To help ensure that patients in long-term care facilities, hospitals and home health settings receive the best possible care, the state of Ohio registers State Tested Nursing Assistants (STNAs) through the Department of Health. To become an STNA, individuals must meet certain requirements, including completing a training program. These training programs must also meet certain Ohio state-mandated requirements to be approved by the Nurse Aide Training Competency Evaluation Program (NATCEP). Becoming an STNA instructor for one of these programs means you must obtain the specific credentials laid out in the Ohio Administrative Code, which can sometimes be a time-consuming process.
Become a licensed registered nurse (RN), if you are not one already. Accredited and Board-approved registered nursing programs are available at many Ohio community colleges and universities in 2-year associate's and 4-year baccaulaureate formats. Upon completion, you will be required to apply to the Ohio Board of Nursing and pass an exam for licensure as an RN.
Obtain at least two years of experience caring for elderly or chronically ill patients by finding employment with a long-term care facility, home health agency or similar health-care program. Note that nursing experience in areas such as intensive, emergency or general medical surgical care does not meet the requirements of the Ohio Administrative Code.
Complete a train-the-trainer (TTT) program approved by the Ohio Department of Health. You can contact the NATCEP office to obtain a list of approved programs, or consult with potential employers about the TTT programs they offer for nurses interested in becoming STNA instructors. Additionally, familiarize yourself with the STNA training program requirements found in Chapter 3701-18 of the Ohio Administrative Code.
Prepare your resume and begin applying for STNA instructor positions. Open jobs can be found by contacting local long-term care facilities or community colleges that offer STNA training programs, or by utilizing job boards oriented to health care or education.

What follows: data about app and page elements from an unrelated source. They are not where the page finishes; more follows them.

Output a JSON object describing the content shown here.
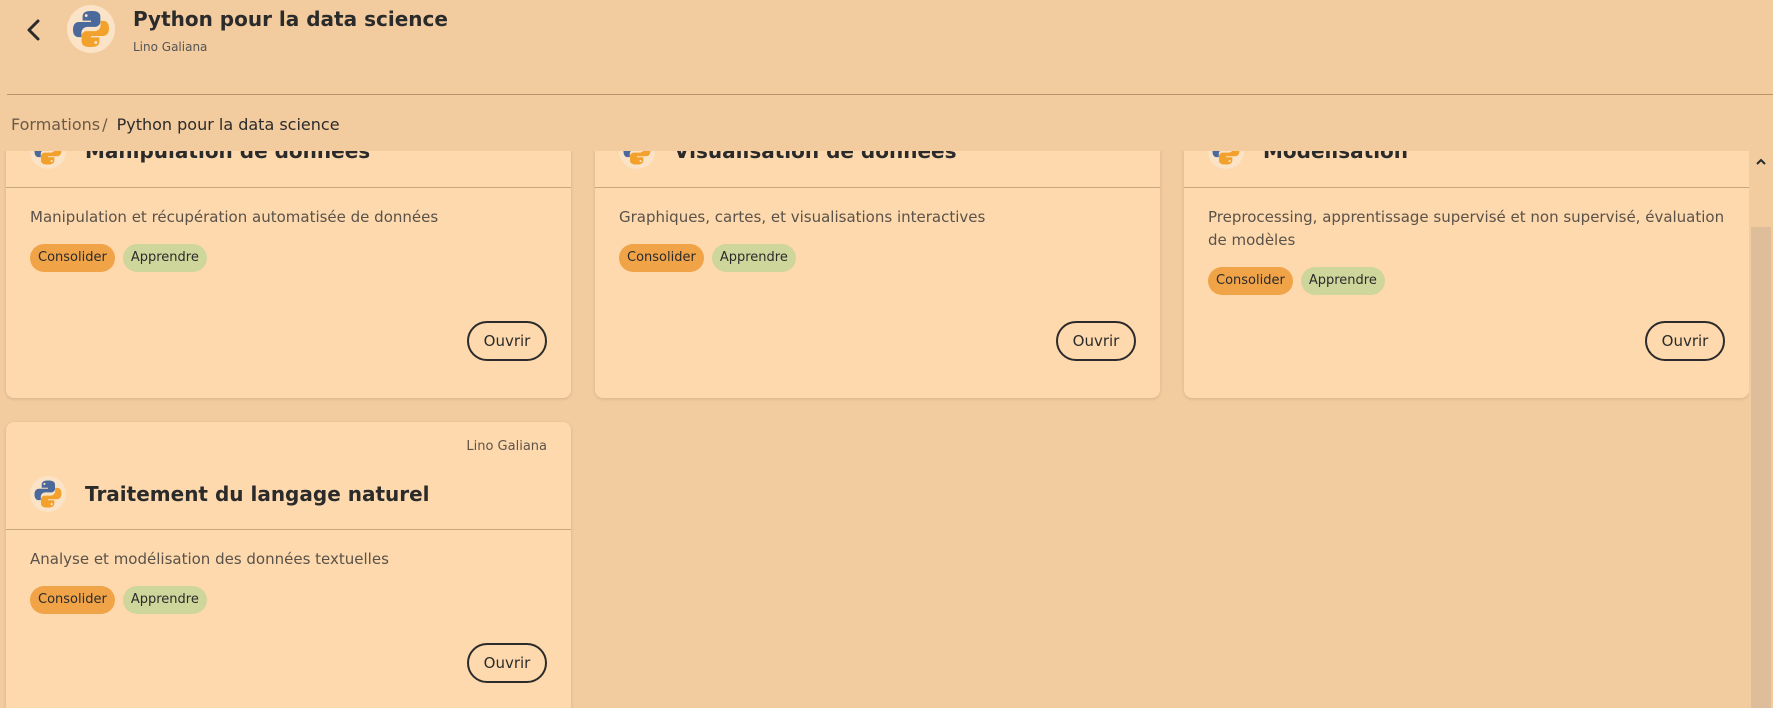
{
  "header": {
    "title": "Python pour la data science",
    "author": "Lino Galiana",
    "back_icon": "chevron-left-icon",
    "logo_icon": "python-logo-icon"
  },
  "breadcrumb": {
    "root": "Formations",
    "separator": "/",
    "current": "Python pour la data science"
  },
  "cards": [
    {
      "title": "Manipulation de données",
      "description": "Manipulation et récupération automatisée de données",
      "tags": [
        "Consolider",
        "Apprendre"
      ],
      "button": "Ouvrir"
    },
    {
      "title": "Visualisation de données",
      "description": "Graphiques, cartes, et visualisations interactives",
      "tags": [
        "Consolider",
        "Apprendre"
      ],
      "button": "Ouvrir"
    },
    {
      "title": "Modélisation",
      "description": "Preprocessing, apprentissage supervisé et non supervisé, évaluation de modèles",
      "tags": [
        "Consolider",
        "Apprendre"
      ],
      "button": "Ouvrir"
    },
    {
      "author": "Lino Galiana",
      "title": "Traitement du langage naturel",
      "description": "Analyse et modélisation des données textuelles",
      "tags": [
        "Consolider",
        "Apprendre"
      ],
      "button": "Ouvrir"
    }
  ],
  "colors": {
    "background": "#f2cb9e",
    "card": "#fed9ad",
    "tag_consolider": "#f0a347",
    "tag_apprendre": "#cfd69b",
    "python_blue": "#4b6a9b",
    "python_yellow": "#f2a22c"
  }
}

You may be an instructor for a facility-based STNA training program holding only a licensed practical nurse (LPN) license, but you must meet all additional requirements as well.